ACTIVITY — Extract each line holding the word "data" from the entries.

━━━━━━━━━━━━━━━━━━━━━━━━━━━━━━

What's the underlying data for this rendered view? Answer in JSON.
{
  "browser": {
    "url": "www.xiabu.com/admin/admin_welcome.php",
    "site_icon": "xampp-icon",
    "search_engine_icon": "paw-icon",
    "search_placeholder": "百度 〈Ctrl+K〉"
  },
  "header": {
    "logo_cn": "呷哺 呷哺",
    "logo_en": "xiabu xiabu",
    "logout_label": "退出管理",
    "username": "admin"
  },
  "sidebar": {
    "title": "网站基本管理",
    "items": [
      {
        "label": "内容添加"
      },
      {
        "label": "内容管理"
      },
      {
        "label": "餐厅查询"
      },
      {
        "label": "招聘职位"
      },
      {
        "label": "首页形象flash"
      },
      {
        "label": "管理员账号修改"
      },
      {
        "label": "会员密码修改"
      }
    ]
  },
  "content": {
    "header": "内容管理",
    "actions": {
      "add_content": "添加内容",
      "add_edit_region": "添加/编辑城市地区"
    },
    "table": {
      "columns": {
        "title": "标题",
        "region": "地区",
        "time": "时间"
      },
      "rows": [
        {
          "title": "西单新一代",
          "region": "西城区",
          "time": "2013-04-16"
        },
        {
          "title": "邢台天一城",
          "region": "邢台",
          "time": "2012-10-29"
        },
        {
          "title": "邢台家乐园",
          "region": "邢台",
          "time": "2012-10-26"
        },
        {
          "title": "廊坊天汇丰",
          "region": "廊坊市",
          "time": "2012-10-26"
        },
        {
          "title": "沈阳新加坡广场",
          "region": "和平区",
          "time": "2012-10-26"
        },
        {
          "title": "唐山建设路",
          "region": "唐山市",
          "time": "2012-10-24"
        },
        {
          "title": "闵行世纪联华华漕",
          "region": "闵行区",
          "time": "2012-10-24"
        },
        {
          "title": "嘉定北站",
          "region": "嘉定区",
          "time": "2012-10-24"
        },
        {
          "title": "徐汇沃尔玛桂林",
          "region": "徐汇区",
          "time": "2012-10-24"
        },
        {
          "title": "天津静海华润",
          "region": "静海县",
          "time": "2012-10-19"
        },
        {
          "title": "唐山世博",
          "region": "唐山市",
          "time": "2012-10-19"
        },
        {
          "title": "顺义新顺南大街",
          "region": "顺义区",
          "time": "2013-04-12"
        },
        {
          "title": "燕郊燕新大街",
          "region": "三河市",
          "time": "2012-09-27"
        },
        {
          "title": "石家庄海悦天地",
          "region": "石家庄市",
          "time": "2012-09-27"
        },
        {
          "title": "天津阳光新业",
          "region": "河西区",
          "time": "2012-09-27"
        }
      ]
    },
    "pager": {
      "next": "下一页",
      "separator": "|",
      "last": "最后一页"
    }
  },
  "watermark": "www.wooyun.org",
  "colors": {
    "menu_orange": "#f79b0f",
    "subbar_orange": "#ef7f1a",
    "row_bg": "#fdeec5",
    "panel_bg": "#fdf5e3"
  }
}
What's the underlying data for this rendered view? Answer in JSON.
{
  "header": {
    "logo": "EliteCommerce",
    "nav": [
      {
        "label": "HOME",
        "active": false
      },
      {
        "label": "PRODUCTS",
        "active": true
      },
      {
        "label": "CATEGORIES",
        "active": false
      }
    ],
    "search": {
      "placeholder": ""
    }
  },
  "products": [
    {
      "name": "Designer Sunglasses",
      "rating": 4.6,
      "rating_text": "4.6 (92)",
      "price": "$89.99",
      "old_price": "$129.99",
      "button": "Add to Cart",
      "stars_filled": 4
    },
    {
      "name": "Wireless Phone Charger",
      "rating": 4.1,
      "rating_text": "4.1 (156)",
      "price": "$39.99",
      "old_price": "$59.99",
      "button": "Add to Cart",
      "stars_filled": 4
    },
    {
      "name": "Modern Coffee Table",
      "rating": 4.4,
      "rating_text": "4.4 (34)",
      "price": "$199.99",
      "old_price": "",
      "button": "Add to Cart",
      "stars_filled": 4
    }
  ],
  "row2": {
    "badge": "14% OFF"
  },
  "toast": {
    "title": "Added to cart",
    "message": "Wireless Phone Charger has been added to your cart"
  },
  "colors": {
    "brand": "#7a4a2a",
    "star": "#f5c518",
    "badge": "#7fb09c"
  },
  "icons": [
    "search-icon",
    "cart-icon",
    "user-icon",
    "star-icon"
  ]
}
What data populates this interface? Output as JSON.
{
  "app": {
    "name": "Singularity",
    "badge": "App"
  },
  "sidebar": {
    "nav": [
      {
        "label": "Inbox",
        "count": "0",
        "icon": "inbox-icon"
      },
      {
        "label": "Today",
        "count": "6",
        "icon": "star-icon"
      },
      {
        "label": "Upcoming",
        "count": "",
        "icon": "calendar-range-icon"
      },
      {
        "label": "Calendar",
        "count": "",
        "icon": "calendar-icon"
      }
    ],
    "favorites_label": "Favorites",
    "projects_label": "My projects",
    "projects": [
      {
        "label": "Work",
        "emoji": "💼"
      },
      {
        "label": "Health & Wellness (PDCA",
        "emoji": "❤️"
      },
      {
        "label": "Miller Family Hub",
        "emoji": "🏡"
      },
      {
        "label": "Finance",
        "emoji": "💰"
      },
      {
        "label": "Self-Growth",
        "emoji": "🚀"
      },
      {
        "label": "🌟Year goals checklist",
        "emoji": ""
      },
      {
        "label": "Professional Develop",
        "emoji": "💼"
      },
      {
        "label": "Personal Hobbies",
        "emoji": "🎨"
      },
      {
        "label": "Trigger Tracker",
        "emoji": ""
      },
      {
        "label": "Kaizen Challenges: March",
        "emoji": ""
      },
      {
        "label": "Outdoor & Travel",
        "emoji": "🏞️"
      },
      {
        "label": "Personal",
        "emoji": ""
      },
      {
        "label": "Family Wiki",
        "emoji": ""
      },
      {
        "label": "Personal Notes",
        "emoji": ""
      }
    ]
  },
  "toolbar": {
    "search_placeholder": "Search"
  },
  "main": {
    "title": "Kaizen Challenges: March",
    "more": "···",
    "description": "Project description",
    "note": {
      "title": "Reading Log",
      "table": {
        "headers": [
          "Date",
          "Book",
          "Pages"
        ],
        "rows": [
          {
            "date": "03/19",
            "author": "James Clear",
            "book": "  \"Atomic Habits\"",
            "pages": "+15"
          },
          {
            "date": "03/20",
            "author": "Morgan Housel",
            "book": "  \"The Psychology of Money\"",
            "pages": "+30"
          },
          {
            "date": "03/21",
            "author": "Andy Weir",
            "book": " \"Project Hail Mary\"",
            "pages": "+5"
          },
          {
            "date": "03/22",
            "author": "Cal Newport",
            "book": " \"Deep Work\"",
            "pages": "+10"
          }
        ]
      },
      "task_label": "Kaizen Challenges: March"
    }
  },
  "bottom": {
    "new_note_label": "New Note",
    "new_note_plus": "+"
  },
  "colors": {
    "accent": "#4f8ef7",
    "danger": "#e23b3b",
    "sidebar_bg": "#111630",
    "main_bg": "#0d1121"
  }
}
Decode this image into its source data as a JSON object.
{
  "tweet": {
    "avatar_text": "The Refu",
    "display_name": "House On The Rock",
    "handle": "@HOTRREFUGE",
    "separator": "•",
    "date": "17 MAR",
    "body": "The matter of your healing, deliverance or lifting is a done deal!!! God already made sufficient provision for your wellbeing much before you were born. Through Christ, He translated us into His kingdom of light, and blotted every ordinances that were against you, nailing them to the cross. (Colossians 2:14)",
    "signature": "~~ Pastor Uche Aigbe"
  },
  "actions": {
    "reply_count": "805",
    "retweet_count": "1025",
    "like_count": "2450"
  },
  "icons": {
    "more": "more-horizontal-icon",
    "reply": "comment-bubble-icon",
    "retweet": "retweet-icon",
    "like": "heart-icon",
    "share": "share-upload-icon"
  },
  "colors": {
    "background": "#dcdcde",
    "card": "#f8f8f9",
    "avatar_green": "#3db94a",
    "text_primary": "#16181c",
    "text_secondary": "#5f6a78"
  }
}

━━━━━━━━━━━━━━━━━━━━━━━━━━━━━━

ANSWER BELOW —
What's the underlying data for this rendered view? Answer in JSON.
What's the underlying data for this rendered view? Answer in JSON.
What data populates this interface? Output as JSON.
Decode this image into its source data as a JSON object.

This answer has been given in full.